Dataset rows describing interfaces |
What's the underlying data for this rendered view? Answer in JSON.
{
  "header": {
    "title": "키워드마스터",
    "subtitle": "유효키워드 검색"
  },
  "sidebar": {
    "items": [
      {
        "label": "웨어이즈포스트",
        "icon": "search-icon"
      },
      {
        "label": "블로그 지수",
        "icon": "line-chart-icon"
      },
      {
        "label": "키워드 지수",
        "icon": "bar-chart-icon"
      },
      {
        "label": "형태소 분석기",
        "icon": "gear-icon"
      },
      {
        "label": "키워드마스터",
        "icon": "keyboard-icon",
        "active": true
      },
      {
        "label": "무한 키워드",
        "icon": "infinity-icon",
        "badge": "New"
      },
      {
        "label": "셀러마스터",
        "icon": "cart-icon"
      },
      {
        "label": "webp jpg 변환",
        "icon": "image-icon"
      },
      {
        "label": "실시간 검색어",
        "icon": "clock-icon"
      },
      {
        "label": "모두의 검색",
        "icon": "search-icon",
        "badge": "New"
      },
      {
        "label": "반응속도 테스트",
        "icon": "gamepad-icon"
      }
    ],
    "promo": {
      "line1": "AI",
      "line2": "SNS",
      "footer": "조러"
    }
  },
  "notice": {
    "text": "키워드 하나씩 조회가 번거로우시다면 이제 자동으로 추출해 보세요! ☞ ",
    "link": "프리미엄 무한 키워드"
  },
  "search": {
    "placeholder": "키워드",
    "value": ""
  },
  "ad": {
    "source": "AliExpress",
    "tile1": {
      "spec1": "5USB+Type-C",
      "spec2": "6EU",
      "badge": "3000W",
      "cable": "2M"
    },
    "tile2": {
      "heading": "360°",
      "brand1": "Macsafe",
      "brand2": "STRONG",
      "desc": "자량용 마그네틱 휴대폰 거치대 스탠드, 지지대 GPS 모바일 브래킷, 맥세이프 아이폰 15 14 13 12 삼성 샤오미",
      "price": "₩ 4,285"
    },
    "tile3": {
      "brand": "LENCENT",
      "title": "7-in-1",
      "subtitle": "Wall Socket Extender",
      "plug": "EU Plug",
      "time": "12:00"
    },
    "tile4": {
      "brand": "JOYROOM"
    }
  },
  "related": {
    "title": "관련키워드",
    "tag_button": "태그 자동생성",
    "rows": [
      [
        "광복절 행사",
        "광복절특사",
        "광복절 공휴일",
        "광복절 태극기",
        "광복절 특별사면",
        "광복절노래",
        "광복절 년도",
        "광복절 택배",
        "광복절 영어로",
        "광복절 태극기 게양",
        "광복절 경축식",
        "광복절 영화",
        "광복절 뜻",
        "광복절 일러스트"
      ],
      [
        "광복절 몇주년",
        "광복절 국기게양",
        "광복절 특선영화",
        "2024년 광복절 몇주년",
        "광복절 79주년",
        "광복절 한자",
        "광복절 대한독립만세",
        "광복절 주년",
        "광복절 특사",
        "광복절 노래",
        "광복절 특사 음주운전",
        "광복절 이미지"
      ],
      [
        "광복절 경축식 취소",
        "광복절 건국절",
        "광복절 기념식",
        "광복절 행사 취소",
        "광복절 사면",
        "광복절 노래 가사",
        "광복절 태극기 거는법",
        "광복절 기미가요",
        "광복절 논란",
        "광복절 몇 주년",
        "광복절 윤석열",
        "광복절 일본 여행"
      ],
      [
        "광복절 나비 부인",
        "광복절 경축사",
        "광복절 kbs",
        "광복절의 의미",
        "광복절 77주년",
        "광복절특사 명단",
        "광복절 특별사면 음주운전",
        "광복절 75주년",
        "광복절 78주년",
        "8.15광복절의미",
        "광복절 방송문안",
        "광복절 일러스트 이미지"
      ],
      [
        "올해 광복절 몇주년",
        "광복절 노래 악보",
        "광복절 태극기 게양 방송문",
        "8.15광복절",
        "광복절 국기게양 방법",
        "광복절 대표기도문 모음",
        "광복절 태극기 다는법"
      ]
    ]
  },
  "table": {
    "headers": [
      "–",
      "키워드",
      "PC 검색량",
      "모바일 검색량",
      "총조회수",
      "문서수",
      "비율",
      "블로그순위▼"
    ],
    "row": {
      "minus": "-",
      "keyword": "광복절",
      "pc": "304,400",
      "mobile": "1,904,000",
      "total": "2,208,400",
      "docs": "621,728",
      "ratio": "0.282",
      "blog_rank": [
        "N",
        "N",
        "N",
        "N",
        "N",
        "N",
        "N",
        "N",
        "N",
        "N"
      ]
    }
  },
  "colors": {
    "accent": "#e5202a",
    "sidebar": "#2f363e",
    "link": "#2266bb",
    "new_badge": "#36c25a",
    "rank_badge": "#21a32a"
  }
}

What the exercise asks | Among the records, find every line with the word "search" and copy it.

Completed exercise |
        "icon": "search-icon"
        "icon": "search-icon",
  "search": {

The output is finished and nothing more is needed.